JAKARTA • Six countries - Brunei, Indonesia, Malaysia, the Philippines, Australia and New Zealand - yesterday agreed to strengthen cooperation to fight terrorism in the region.
All six had attended the first sub-regional meeting on foreign terrorists and cross-border terrorism in Manado, South Sulawesi.
Senior law enforcement officials from the six countries attended the one-day meeting which ended with a five-point action plan, according to a statement released by Indonesia's Coordinating Political, Legal and Security Ministry.
Two senior law enforcement sources at the meeting told Reuters news agency that agreement was also reached on more cooperation with countries in the Middle East in the fight against the Islamic State in Iraq and Syria (ISIS) militant group.
Several countries in the Middle East, including Turkey, are to attend a summit next month to kick off cooperation across the two regions, Reuters said.
The Manado meeting took place against the backdrop of the continuing battle between Philippine government troops and militants linked to ISIS, many of them foreign fighters, in the southern Philippine city of Marawi.
In particular, the sharing of intelligence is the essence of getting ahead of this problem.
AUSTRALIA'S ATTORNEY-GENERAL GEORGE BRANDIS
There are also growing fears of militants returning home as ISIS is defeated on the battlefield in Iraq and Syria.
The six countries agreed to set up a forum on foreign terrorist fighters to help strengthen cooperation on information-sharing and that between law enforcement officials and intelligence agencies, said the statement from the Indonesian security ministry.

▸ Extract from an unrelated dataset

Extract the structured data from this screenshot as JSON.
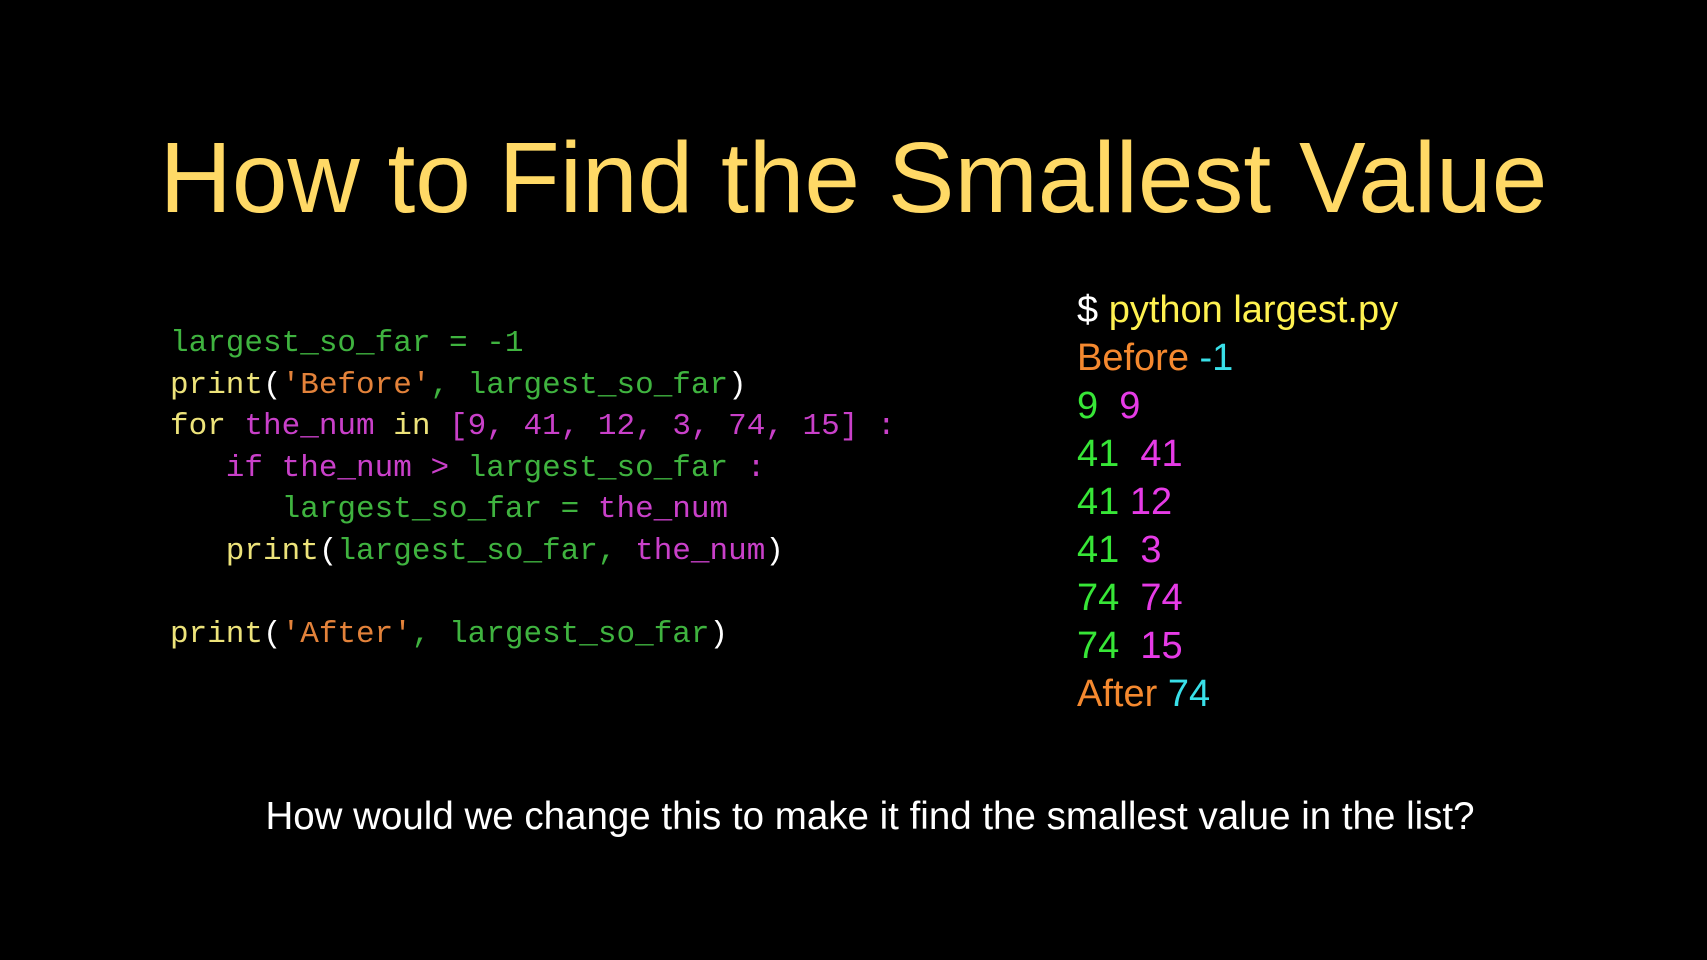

They also agreed to encourage cooperation between governments and companies that provide social media services, video file sharing and messaging. The other points of action included fighting terror financing, stepping up cooperation on immigration issues and undertaking comparative studies on terrorism in their respective countries.
"We have resolved today that this meeting will not be a one-off but would be the first of a series of meetings," Australia's Attorney- General George Brandis said in a press briefing after the meeting.
"The capacity building is primarily the sharing of information, intelligence, knowledge, techniques. In particular, the sharing of intelligence is the essence of getting ahead of this problem."
The ongoing crisis in Marawi began on May 23 when hundreds of gunmen from groups linked to ISIS stormed the mainly Muslim city of 200,000. Weeks of fighting have left much of Marawi in ruins.
Earlier this month, the Jakarta-based Institute for Policy Analysis of Conflict (Ipac) said in a report that the terrorist network responsible for the ongoing siege in Marawi had urged militants to attack targets in Singapore, Thailand, Myanmar, South Korea, Japan and China.
The network, run by Bahrumsyah, a young Indonesian fighter in Syria, and Malaysian former university lecturer Mahmud Ahmad, recruited fighters and carried out an audacious bid to seize Marawi as part of an ISIS aim to set up a caliphate in the region, stretching from Indonesia to the Philippines.
"The Marawi operations received direct funding from ISIS central and reveal a chain of command that runs from Syria through the Philippines to Indonesia and beyond," according to the Ipac report.